After being hit with a personal injury lawsuit claiming negligence in the death of a teen boy murdered by a psychiatric patient, a University of Maryland hospital has been ruled immune under a state law shielding mental health care providers. A Maryland appellate panel comprised of a three-judge Court of Special Appeals affirmed a summary judgment ruling in favor of the University of Maryland Medical System Corporation on Friday.

The lawsuit had accused the corporation of failing to properly monitor one of its psychiatric patients, Anthony Clark Jr., and prevent him from escaping the University of Maryland Medical Center in June 2016. The suit alleged that the hospital’s negligence allowed Clark, 11 days after absconding from the facility, to shoot and kill 13-year-old DiAndre Barnes.

Clark was admitted to the psychiatric ward following a suicide attempt, which occurred shortly after being arrested for armed robbery. According to the court’s opinion, Baltimore police intended to press criminal charges against Clark upon being discharged from the psychiatric facility. However, Clark escaped after a hospital employee tasked with observing him fell asleep.

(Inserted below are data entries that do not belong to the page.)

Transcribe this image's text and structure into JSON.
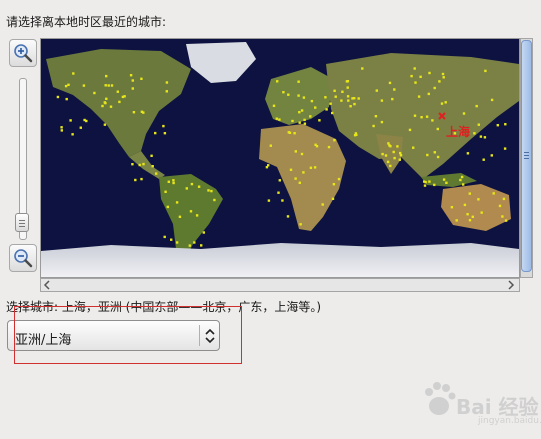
{
  "prompt": "请选择离本地时区最近的城市:",
  "map": {
    "selected_city_label": "上海",
    "marker_symbol": "x",
    "city_dot_color": "#e6e619",
    "ocean_color": "#0d1240",
    "land_color": "#6b7a3c",
    "marker_color": "#e02020"
  },
  "zoom": {
    "zoom_in_icon": "zoom-in-icon",
    "zoom_out_icon": "zoom-out-icon"
  },
  "selection": {
    "text": "选择城市: 上海，亚洲 (中国东部——北京，广东，上海等。)"
  },
  "timezone_select": {
    "value": "亚洲/上海",
    "icon": "select-arrows-icon"
  },
  "watermark": {
    "text": "Bai 经验",
    "url": "jingyan.baidu.com"
  },
  "annotation": {
    "highlight_color": "#d03030"
  }
}
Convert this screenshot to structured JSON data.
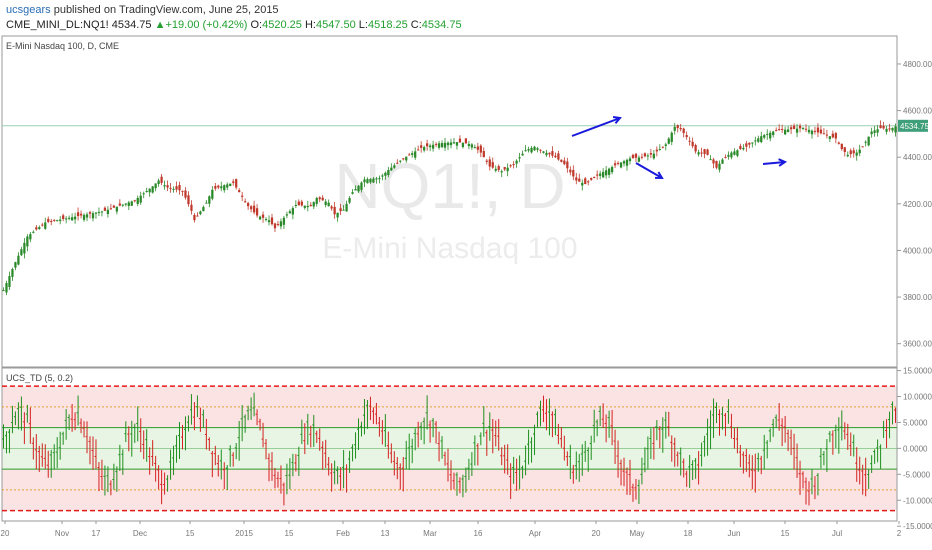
{
  "header": {
    "user": "ucsgears",
    "published_text": "published on TradingView.com, June 25, 2015",
    "symbol": "CME_MINI_DL:NQ1!",
    "last": "4534.75",
    "change": "+19.00 (+0.42%)",
    "o_label": "O:",
    "o_value": "4520.25",
    "h_label": "H:",
    "h_value": "4547.50",
    "l_label": "L:",
    "l_value": "4518.25",
    "c_label": "C:",
    "c_value": "4534.75"
  },
  "watermark": {
    "ticker": "NQ1!, D",
    "name": "E-Mini Nasdaq 100"
  },
  "colors": {
    "up": "#2a8a2a",
    "down": "#c0392b",
    "arrow": "#1a1adc",
    "band_red": "#fbe3e3",
    "band_green": "#e8f5e4"
  },
  "chart_data": [
    {
      "type": "candlestick",
      "title": "E-Mini Nasdaq 100, D, CME",
      "ylim": [
        3500,
        4920
      ],
      "y_ticks": [
        "3600.00",
        "3800.00",
        "4000.00",
        "4200.00",
        "4400.00",
        "4600.00",
        "4800.00"
      ],
      "last_value_label": "4534.75",
      "last_value": 4534.75,
      "x_ticks": [
        "20",
        "Nov",
        "17",
        "Dec",
        "15",
        "2015",
        "15",
        "Feb",
        "13",
        "Mar",
        "16",
        "Apr",
        "20",
        "May",
        "18",
        "Jun",
        "15",
        "Jul",
        "2"
      ],
      "close_path": [
        [
          0,
          3830
        ],
        [
          4,
          3950
        ],
        [
          8,
          4060
        ],
        [
          14,
          4120
        ],
        [
          22,
          4140
        ],
        [
          34,
          4170
        ],
        [
          44,
          4215
        ],
        [
          50,
          4275
        ],
        [
          52,
          4300
        ],
        [
          55,
          4270
        ],
        [
          60,
          4255
        ],
        [
          63,
          4170
        ],
        [
          64,
          4130
        ],
        [
          68,
          4205
        ],
        [
          70,
          4260
        ],
        [
          74,
          4280
        ],
        [
          77,
          4290
        ],
        [
          82,
          4190
        ],
        [
          85,
          4150
        ],
        [
          89,
          4130
        ],
        [
          91,
          4095
        ],
        [
          95,
          4155
        ],
        [
          98,
          4195
        ],
        [
          103,
          4190
        ],
        [
          105,
          4225
        ],
        [
          109,
          4205
        ],
        [
          111,
          4155
        ],
        [
          114,
          4175
        ],
        [
          117,
          4250
        ],
        [
          121,
          4305
        ],
        [
          126,
          4310
        ],
        [
          129,
          4345
        ],
        [
          134,
          4395
        ],
        [
          140,
          4440
        ],
        [
          146,
          4460
        ],
        [
          152,
          4465
        ],
        [
          157,
          4455
        ],
        [
          160,
          4420
        ],
        [
          163,
          4360
        ],
        [
          167,
          4340
        ],
        [
          171,
          4370
        ],
        [
          175,
          4430
        ],
        [
          178,
          4445
        ],
        [
          181,
          4425
        ],
        [
          185,
          4400
        ],
        [
          188,
          4370
        ],
        [
          192,
          4300
        ],
        [
          195,
          4285
        ],
        [
          200,
          4330
        ],
        [
          205,
          4365
        ],
        [
          210,
          4395
        ],
        [
          214,
          4400
        ],
        [
          218,
          4415
        ],
        [
          222,
          4455
        ],
        [
          225,
          4530
        ],
        [
          227,
          4520
        ],
        [
          230,
          4470
        ],
        [
          232,
          4425
        ],
        [
          236,
          4410
        ],
        [
          239,
          4355
        ],
        [
          241,
          4390
        ],
        [
          244,
          4420
        ],
        [
          249,
          4445
        ],
        [
          254,
          4490
        ],
        [
          259,
          4515
        ],
        [
          264,
          4520
        ],
        [
          268,
          4525
        ],
        [
          272,
          4510
        ],
        [
          276,
          4495
        ],
        [
          279,
          4480
        ],
        [
          281,
          4435
        ],
        [
          283,
          4410
        ],
        [
          286,
          4420
        ],
        [
          288,
          4445
        ],
        [
          291,
          4510
        ],
        [
          294,
          4525
        ],
        [
          297,
          4520
        ],
        [
          299,
          4532
        ]
      ]
    },
    {
      "type": "line",
      "title": "UCS_TD (5, 0.2)",
      "ylim": [
        -14,
        15.5
      ],
      "y_ticks": [
        "15.0000",
        "10.0000",
        "5.0000",
        "0.0000",
        "-5.0000",
        "-10.0000",
        "-15.0000"
      ],
      "levels": [
        -12,
        -8,
        -4,
        4,
        8,
        12
      ],
      "wave_amplitude": 5.5,
      "description_markers": []
    }
  ],
  "annotations": [
    {
      "name": "arrow-upper-rise"
    },
    {
      "name": "arrow-lower-fall"
    },
    {
      "name": "arrow-right-flat"
    }
  ]
}
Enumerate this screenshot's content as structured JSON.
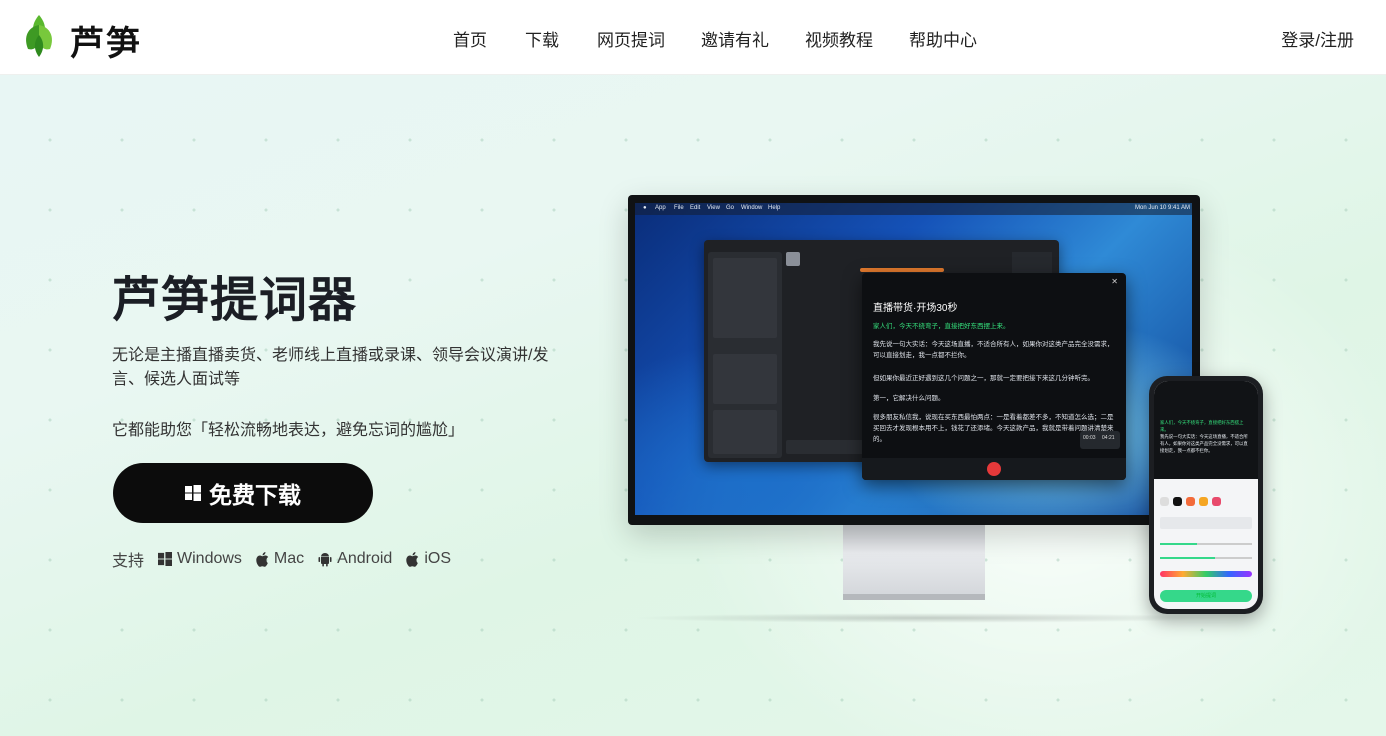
{
  "header": {
    "brand": "芦笋",
    "nav": [
      "首页",
      "下载",
      "网页提词",
      "邀请有礼",
      "视频教程",
      "帮助中心"
    ],
    "login": "登录/注册"
  },
  "hero": {
    "title": "芦笋提词器",
    "description": "无论是主播直播卖货、老师线上直播或录课、领导会议演讲/发言、候选人面试等",
    "tagline": "它都能助您「轻松流畅地表达，避免忘词的尴尬」",
    "download_label": "免费下载",
    "support_label": "支持",
    "platforms": [
      "Windows",
      "Mac",
      "Android",
      "iOS"
    ]
  },
  "mockup": {
    "menubar": [
      "App",
      "File",
      "Edit",
      "View",
      "Go",
      "Window",
      "Help"
    ],
    "clock": "Mon Jun 10 9:41 AM",
    "prompter_title": "直播带货·开场30秒",
    "prompter_lines": [
      "家人们，今天不绕弯子，直接把好东西摆上来。",
      "我先说一句大实话：今天这场直播，不适合所有人，如果你对这类产品完全没需求，可以直接划走，我一点都不拦你。",
      "但如果你最近正好遇到这几个问题之一，那就一定要把接下来这几分钟听完。",
      "第一，它解决什么问题。",
      "很多朋友私信我，说现在买东西最怕两点：一是看着都差不多，不知道怎么选；二是买回去才发现根本用不上，钱花了还添堵。今天这款产品，我就是带着问题讲清楚来的。"
    ],
    "timer_a": "00:03",
    "timer_b": "04:21",
    "phone_button": "开始提词"
  }
}
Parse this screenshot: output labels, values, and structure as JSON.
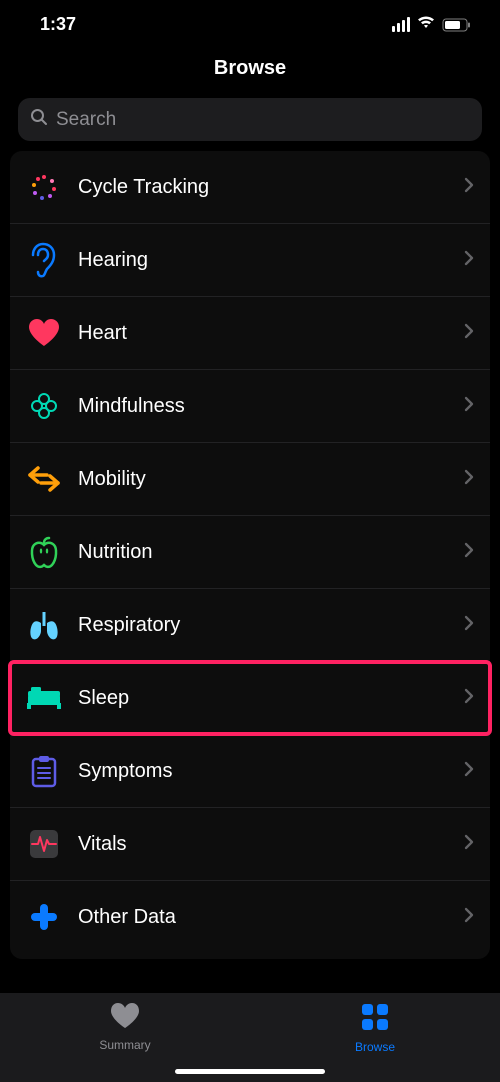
{
  "status": {
    "time": "1:37"
  },
  "header": {
    "title": "Browse"
  },
  "search": {
    "placeholder": "Search"
  },
  "categories": [
    {
      "id": "cycle-tracking",
      "label": "Cycle Tracking"
    },
    {
      "id": "hearing",
      "label": "Hearing"
    },
    {
      "id": "heart",
      "label": "Heart"
    },
    {
      "id": "mindfulness",
      "label": "Mindfulness"
    },
    {
      "id": "mobility",
      "label": "Mobility"
    },
    {
      "id": "nutrition",
      "label": "Nutrition"
    },
    {
      "id": "respiratory",
      "label": "Respiratory"
    },
    {
      "id": "sleep",
      "label": "Sleep",
      "highlighted": true
    },
    {
      "id": "symptoms",
      "label": "Symptoms"
    },
    {
      "id": "vitals",
      "label": "Vitals"
    },
    {
      "id": "other-data",
      "label": "Other Data"
    }
  ],
  "tabs": {
    "summary": {
      "label": "Summary",
      "active": false
    },
    "browse": {
      "label": "Browse",
      "active": true
    }
  },
  "colors": {
    "accent": "#0a7aff",
    "highlight": "#ff2262"
  }
}
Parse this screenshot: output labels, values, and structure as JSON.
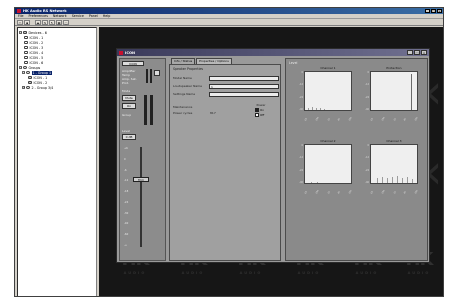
{
  "app": {
    "title": "HK Audio RS Network",
    "window_buttons": [
      "_",
      "□",
      "×"
    ]
  },
  "menu": [
    "File",
    "Preferences",
    "Network",
    "Service",
    "Panel",
    "Help"
  ],
  "toolbar_buttons": [
    "open-icon",
    "save-icon",
    "network-icon",
    "connect-icon",
    "refresh-icon",
    "grid-icon",
    "window-icon"
  ],
  "tree": {
    "devices_label": "Devices - 6",
    "devices": [
      "ICON - 1",
      "ICON - 2",
      "ICON - 3",
      "ICON - 4",
      "ICON - 5",
      "ICON - 6"
    ],
    "groups_label": "Groups",
    "group1_label": "1 - Group 1",
    "group1_items": [
      "ICON - 1",
      "ICON - 2"
    ],
    "group2_label": "2 - Group 3/4"
  },
  "workspace": {
    "logo_text": "HK",
    "logo_sub": "AUDIO"
  },
  "child": {
    "title": "ICON",
    "buttons": [
      "_",
      "□",
      "×"
    ],
    "tabs": [
      "Info / Status",
      "Properties / Options"
    ],
    "left_panel": {
      "labels": [
        "Amplifier",
        "Temp",
        "Amp. Sat.",
        "Prot."
      ],
      "mode_label": "Mode",
      "mute_label": "Mute",
      "on_label": "On",
      "group_label": "Group",
      "level_label": "Level",
      "level_value": "0 dB",
      "fader_label": "Trim",
      "fader_ticks": [
        "+6",
        "0",
        "-6",
        "-12",
        "-18",
        "-24",
        "-30",
        "-40",
        "-60",
        "-∞"
      ]
    },
    "props": {
      "header": "Speaker Properties",
      "rows": [
        {
          "label": "Model Name",
          "value": ""
        },
        {
          "label": "Loudspeaker Name",
          "value": "1"
        },
        {
          "label": "Settings Name",
          "value": ""
        }
      ],
      "maintenance_label": "Maintenance",
      "power_cycles_label": "Power cycles",
      "power_cycles_value": "817",
      "power_label": "Power",
      "power_on": "On",
      "power_off": "Off"
    },
    "graphs": {
      "header": "Level",
      "titles": [
        "Channel 1",
        "Protection",
        "Channel 2",
        "Channel 3"
      ],
      "y_ticks": [
        "0",
        "-6",
        "-12",
        "-18",
        "-24",
        "-30",
        "-40"
      ],
      "x_ticks": [
        "63",
        "125",
        "250",
        "500",
        "1k",
        "2k",
        "4k",
        "8k",
        "16k"
      ]
    }
  }
}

Citing a Maryland statute — CJP Section 5-609(b) which states that a mental health care provider is immune to suits over a patient’s violent behavior unless it can be established that the provider was aware of a patient’s violent propensities and that the patient indicated an intention to harm a specific victim or group of victims — a Baltimore City Circuit Court judge dismissed the suit.

But the Barnes family appealed, arguing a factual dispute existed over whether or not the hospital had knowledge of Clark’s potential for violence.

The three-judge panel ultimately rejected that argument. In its decision, the panel stated, “Even if one assumes the hospital knew of Clark’s propensity for violence, there was no evidence submitted regarding its knowledge that Clark would harm a specific person or group, let alone Barnes.” “The Barnes family, therefore, cannot satisfy the second of the two conditions necessary to overcome the immunity,” the panel said.

The original complaint alleged that Clark had informed hospital staff members he would hurt “males in Baltimore that crossed his path,” but the appeals court determined such a statement was too broad an overgeneralization, which did not meet the conditions of the immunity statute.

“Under the Barnes family’s formulation, the inchoate group of Clark’s potential victims could number in the thousands, if not the tens or hundreds of thousands,” the panel said. “In our judgment, therefore, Clark did not indicate an intention to inflict ‘imminent physical injury upon a specified victim or group of victims.'”

In 2018 Clark was convicted of second-degree murder, attempted second-degree murder, and two counts of using a handgun in the commission of a crime of violence, and received a sentence of 100 years in prison (with all but 90 years suspended).

The panel for the Court of Special Appeals was comprised of judges Timothy E. Meredith, Kevin F. Arthur, and Dan Friedman